2017-08-01-BK-davids-brisket-house-guests-enjoying-breaking-bread-nyc-dinner

The Yemeni-owned Jewish deli uses food to connect different races, faiths and nationalities.

This story is part of 1 Minute Meal, a documentary series that uses food to reveal the communities, legacies, dreams, realities and unseen forces that shape life in New York City.

David’s Brisket House has always been a summary statement for Brooklyn: a Jewish deli that’s decades old, is run by a Muslim family, and serves a neighborhood immortalized in popular culture by Spike Lee’s Do the Right Thing.” While David’s pastrami sandwiches may be as pure in flavor as any in New York, the business is a poster child for the integration of cultures across barriers of race, faith and nationality.

Co-owner Riyadh Gazali, his son Aladdin, and the rest of the David’s crew knows this and embraces the concept fully. After the Trump Administration decided to include Yemen in its travel ban, Gazali decided to support Breaking Bread NYC, a local group of food tour guides and writers that sets up fundraising dinners to support and spread awareness about those countries listed in the ban. Every couple of weeks, David’s Brisket house has been staying open an extra two hours to serve pastrami, brisket and other Jewish deli staples in the spirit of unity. The deli plans on hosting these dinners until they stop selling out, which has yet to happen.

For Gazali, the principle behind these dinners goes far beyond recent political events.

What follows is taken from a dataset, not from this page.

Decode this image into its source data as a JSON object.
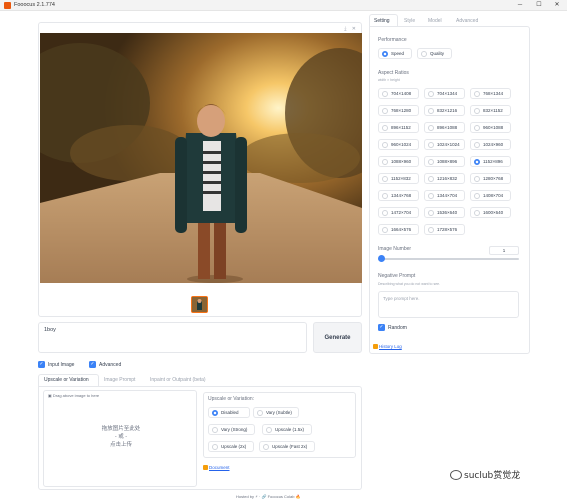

Before his family took full ownership of David’s, his uncle ran the business with a Jewish partner, setting an example of interfaith cooperation that sticks with the family and with the business to this day. And while the future of the U.S. travel ban is an open question, the open door on Nostrand Ave remains as sure as soft rye, Gulden’s mustard and Cel-Ray soda. Breaking Bread’s next dinner at David’s will take place on Thursday August 3; you can buy tickets here. Proceeds will go to the Hebrew Immigrant Aid Society, a Jewish humanitarian non-profit organization that provides aid to refugees.

Through September 1, Edible Brooklyn is collaborating with Edible Manhattan, Edible Queens, Edible Bronx, and the Staten Island Advance to debut 30 new videos about food and life in New York. Subscribe to 1 Minute Meal to see food films from all five boroughs.

Newsletter

Categories

Tags

James Boo is a multimedia journalist based in Brooklyn. As Editor-in-Chief of Real Cheap Eats, an independent filmmaker, and a freelance food writer, James has devoted his storytelling career to the intersection of food and culture. You can see more episodes of this web series at oneminutemealfilms.com.